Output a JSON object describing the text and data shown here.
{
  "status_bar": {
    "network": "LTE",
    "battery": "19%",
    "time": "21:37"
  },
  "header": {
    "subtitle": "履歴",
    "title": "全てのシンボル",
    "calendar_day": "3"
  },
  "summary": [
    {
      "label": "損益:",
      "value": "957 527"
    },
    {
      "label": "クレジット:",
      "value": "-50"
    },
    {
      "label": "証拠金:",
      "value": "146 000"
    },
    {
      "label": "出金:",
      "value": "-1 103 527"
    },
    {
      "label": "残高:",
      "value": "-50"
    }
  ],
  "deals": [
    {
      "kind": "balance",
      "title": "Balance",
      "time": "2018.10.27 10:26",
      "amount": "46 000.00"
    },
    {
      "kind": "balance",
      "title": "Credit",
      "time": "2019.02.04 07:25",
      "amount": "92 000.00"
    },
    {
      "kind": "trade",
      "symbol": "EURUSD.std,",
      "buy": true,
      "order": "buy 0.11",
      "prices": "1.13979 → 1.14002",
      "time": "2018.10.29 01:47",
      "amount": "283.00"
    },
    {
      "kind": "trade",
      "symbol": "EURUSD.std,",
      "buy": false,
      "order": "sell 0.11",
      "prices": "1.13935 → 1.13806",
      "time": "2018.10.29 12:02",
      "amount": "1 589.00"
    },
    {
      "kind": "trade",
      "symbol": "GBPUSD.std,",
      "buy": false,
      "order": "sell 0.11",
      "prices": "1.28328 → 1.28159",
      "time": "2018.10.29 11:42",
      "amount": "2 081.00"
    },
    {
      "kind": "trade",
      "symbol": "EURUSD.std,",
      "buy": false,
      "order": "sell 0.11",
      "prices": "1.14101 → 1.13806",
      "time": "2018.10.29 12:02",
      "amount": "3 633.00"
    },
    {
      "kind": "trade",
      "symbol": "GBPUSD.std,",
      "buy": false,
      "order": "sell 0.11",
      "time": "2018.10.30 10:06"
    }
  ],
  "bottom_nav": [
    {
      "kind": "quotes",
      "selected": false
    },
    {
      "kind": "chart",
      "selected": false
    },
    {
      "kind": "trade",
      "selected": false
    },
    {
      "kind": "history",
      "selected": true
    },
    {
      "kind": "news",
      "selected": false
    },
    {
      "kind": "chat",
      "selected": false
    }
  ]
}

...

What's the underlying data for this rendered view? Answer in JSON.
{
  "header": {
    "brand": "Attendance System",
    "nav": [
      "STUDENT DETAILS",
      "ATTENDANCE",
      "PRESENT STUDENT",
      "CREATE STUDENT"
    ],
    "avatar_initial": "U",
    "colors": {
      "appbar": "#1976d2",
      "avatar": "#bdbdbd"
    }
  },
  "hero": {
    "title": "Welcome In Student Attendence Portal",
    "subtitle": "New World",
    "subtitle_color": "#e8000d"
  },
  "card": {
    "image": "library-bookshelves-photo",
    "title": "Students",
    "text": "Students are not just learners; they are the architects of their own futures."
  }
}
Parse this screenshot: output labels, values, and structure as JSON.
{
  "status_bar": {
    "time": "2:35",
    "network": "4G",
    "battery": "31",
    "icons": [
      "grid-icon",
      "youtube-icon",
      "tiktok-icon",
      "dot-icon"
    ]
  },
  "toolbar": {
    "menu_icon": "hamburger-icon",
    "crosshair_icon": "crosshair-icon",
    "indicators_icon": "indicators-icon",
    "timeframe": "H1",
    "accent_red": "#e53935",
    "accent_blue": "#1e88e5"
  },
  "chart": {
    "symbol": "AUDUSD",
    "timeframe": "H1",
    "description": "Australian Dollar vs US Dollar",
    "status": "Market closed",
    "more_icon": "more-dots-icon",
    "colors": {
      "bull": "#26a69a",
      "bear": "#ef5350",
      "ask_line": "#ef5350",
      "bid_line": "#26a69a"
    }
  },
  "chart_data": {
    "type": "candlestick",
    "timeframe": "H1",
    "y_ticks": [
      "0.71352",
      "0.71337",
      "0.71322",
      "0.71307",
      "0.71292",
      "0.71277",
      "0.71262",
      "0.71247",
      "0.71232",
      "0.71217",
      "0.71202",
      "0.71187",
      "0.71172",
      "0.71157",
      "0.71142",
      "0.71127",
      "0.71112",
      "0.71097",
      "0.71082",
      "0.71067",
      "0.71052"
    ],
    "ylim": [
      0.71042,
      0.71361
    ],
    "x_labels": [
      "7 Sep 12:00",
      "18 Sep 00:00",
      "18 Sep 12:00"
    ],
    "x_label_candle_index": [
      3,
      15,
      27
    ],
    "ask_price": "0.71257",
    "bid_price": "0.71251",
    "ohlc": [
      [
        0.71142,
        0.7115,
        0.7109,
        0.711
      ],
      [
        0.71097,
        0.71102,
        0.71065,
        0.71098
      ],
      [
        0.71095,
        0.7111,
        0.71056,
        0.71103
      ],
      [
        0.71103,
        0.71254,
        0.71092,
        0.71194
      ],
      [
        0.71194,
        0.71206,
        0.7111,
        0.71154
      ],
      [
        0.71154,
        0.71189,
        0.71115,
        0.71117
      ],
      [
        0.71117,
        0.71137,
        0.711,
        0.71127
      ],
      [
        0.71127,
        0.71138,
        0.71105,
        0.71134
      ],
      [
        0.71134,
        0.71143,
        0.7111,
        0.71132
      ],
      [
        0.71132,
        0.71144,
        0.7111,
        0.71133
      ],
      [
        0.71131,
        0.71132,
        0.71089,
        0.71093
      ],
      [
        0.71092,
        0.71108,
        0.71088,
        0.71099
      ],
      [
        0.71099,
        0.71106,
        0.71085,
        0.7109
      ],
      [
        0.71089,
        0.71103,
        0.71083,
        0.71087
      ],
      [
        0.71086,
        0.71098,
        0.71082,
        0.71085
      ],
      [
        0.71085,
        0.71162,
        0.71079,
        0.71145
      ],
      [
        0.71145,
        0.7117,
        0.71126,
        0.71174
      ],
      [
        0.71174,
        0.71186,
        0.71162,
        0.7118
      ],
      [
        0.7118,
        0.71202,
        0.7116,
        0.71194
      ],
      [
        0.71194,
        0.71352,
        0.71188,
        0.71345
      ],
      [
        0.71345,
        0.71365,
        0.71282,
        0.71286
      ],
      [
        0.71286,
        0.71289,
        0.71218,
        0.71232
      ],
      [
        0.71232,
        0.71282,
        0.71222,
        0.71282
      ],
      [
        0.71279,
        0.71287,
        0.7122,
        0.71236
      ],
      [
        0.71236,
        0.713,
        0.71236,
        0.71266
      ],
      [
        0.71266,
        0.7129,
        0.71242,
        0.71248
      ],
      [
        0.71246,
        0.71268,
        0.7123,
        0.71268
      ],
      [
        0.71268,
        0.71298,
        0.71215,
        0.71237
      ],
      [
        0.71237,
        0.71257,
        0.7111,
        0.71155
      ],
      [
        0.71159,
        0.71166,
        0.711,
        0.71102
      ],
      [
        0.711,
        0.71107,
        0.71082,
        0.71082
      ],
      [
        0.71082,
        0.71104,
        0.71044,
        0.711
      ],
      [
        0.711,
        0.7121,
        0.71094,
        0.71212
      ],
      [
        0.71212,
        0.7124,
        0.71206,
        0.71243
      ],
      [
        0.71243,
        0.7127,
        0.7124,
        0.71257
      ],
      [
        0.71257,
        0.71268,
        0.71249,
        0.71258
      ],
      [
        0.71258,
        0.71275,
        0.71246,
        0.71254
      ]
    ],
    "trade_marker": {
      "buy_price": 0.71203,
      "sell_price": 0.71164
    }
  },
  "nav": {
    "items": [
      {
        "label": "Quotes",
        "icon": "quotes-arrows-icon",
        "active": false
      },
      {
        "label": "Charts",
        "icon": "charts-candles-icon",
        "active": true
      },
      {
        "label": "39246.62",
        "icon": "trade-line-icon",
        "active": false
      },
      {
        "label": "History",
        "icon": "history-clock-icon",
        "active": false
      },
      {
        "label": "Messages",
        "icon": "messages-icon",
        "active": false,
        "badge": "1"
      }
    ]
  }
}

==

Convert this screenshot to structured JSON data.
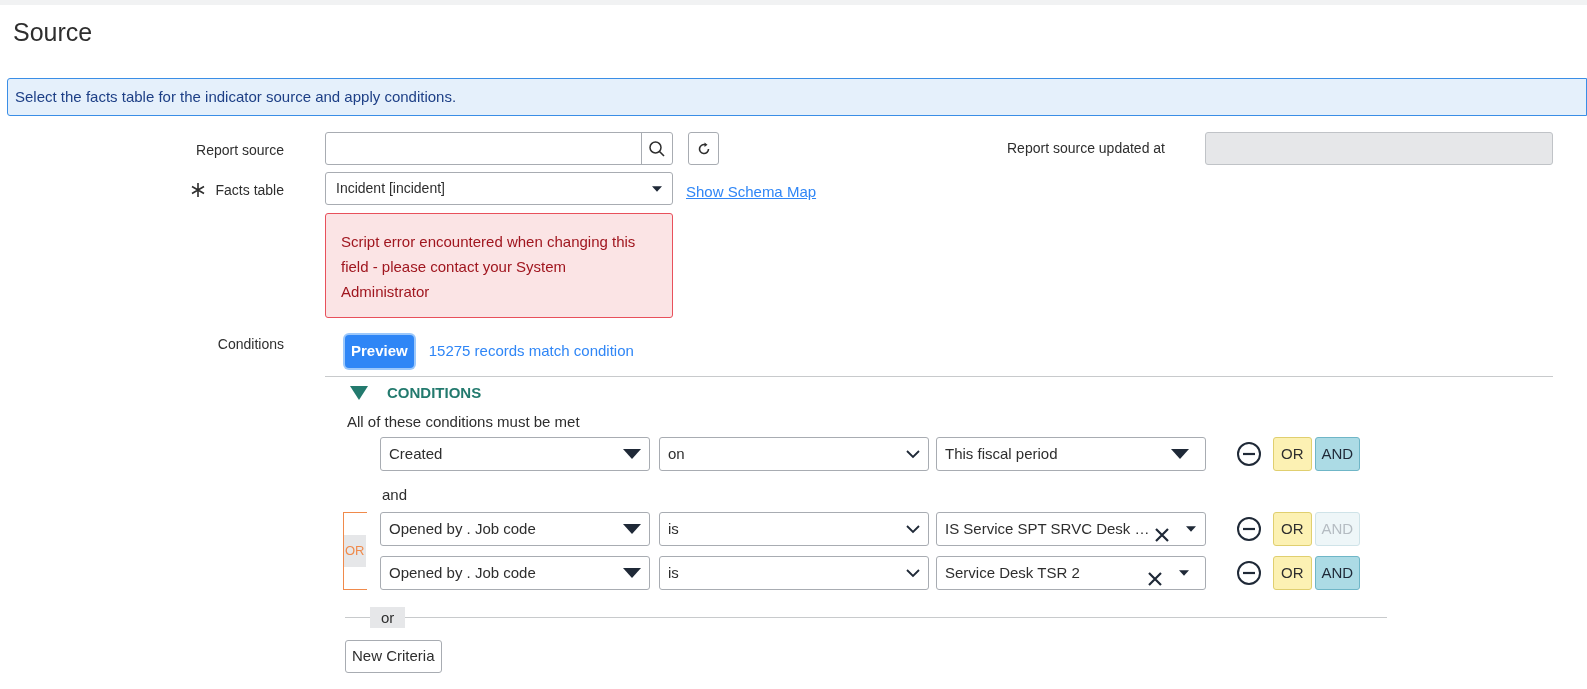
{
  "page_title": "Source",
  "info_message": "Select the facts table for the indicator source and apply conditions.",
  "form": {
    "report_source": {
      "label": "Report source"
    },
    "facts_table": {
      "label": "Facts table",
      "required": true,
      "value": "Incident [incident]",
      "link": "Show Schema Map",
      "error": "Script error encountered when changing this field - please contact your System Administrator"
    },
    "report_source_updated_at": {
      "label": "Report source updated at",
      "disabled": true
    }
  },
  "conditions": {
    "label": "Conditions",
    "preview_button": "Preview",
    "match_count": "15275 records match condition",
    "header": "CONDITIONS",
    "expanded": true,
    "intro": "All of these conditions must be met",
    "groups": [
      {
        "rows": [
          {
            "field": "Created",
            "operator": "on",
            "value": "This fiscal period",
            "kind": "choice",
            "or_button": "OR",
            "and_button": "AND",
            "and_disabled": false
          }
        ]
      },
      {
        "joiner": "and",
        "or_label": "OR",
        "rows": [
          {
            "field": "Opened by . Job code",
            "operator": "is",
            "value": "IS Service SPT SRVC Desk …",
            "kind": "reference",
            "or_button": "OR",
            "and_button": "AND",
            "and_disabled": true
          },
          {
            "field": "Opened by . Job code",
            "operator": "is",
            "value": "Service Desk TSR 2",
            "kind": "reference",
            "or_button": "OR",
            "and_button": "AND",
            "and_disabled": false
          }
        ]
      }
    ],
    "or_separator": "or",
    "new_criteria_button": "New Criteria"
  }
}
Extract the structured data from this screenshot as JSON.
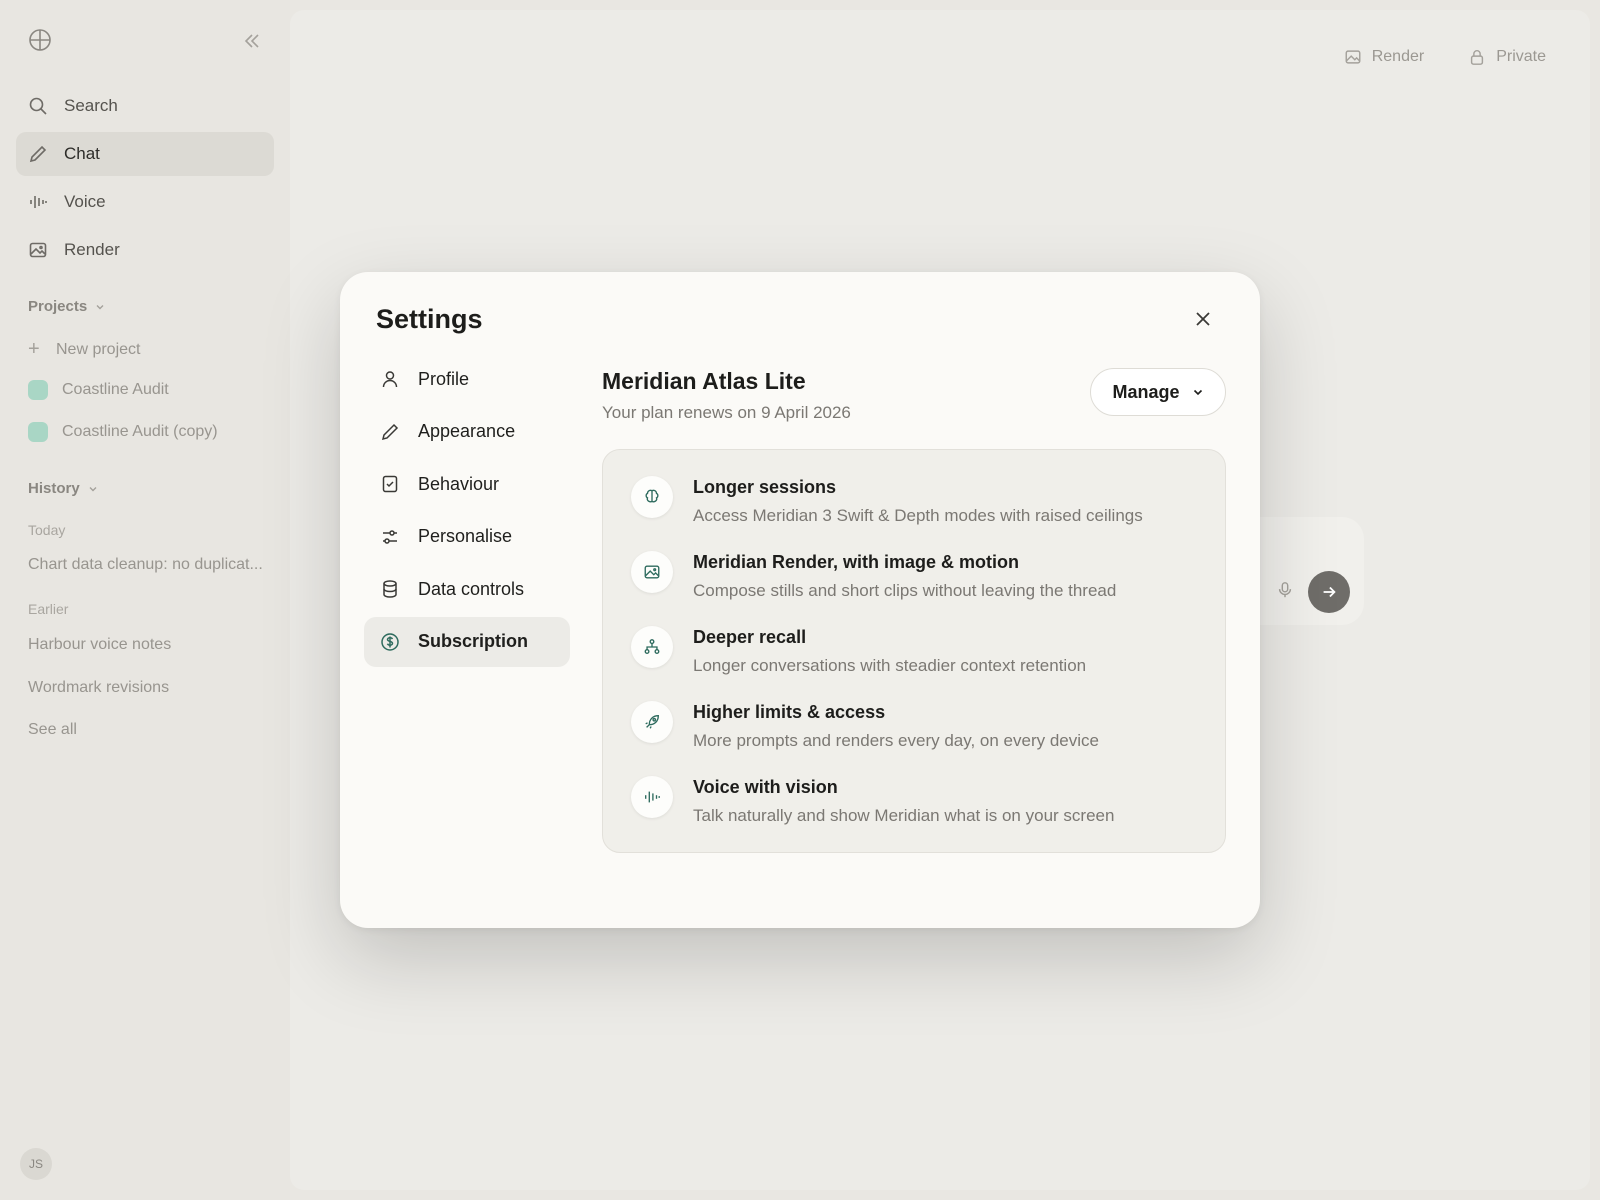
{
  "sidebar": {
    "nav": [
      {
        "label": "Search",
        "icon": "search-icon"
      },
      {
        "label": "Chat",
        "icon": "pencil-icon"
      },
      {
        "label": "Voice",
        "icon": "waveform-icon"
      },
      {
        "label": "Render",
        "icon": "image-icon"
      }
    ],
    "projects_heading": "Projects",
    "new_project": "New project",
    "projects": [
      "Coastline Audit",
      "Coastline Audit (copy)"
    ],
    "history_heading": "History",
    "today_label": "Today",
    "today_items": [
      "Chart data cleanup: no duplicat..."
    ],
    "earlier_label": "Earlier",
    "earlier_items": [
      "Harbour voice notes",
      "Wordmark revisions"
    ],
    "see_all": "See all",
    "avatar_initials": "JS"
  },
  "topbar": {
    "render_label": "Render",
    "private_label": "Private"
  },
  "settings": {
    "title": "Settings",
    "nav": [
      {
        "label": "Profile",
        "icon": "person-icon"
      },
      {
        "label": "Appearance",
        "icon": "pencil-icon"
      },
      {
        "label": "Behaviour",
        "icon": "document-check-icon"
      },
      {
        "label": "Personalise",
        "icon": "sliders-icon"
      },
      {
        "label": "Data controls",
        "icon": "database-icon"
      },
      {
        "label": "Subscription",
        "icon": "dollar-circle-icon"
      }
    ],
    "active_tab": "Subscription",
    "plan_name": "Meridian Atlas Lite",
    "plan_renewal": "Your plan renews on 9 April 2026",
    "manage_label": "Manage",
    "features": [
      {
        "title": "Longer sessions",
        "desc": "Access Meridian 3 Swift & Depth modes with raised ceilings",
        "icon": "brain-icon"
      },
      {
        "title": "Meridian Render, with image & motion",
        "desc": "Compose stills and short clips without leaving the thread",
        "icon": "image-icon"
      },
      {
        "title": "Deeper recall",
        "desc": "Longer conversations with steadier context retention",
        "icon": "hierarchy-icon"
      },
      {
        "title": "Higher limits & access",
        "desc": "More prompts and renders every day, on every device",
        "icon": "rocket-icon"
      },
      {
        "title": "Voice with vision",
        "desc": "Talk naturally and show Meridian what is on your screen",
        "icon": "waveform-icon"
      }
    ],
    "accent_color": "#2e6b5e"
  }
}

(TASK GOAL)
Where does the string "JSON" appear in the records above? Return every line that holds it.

(EXERCISE RESPONSE)
Output a JSON object describing the text and data shown here.
What's the underlying data for this rendered view? Answer in JSON.
Parse this screenshot: output labels, values, and structure as JSON.
Convert this screenshot to structured JSON data.
Extract the structured data from this screenshot as JSON.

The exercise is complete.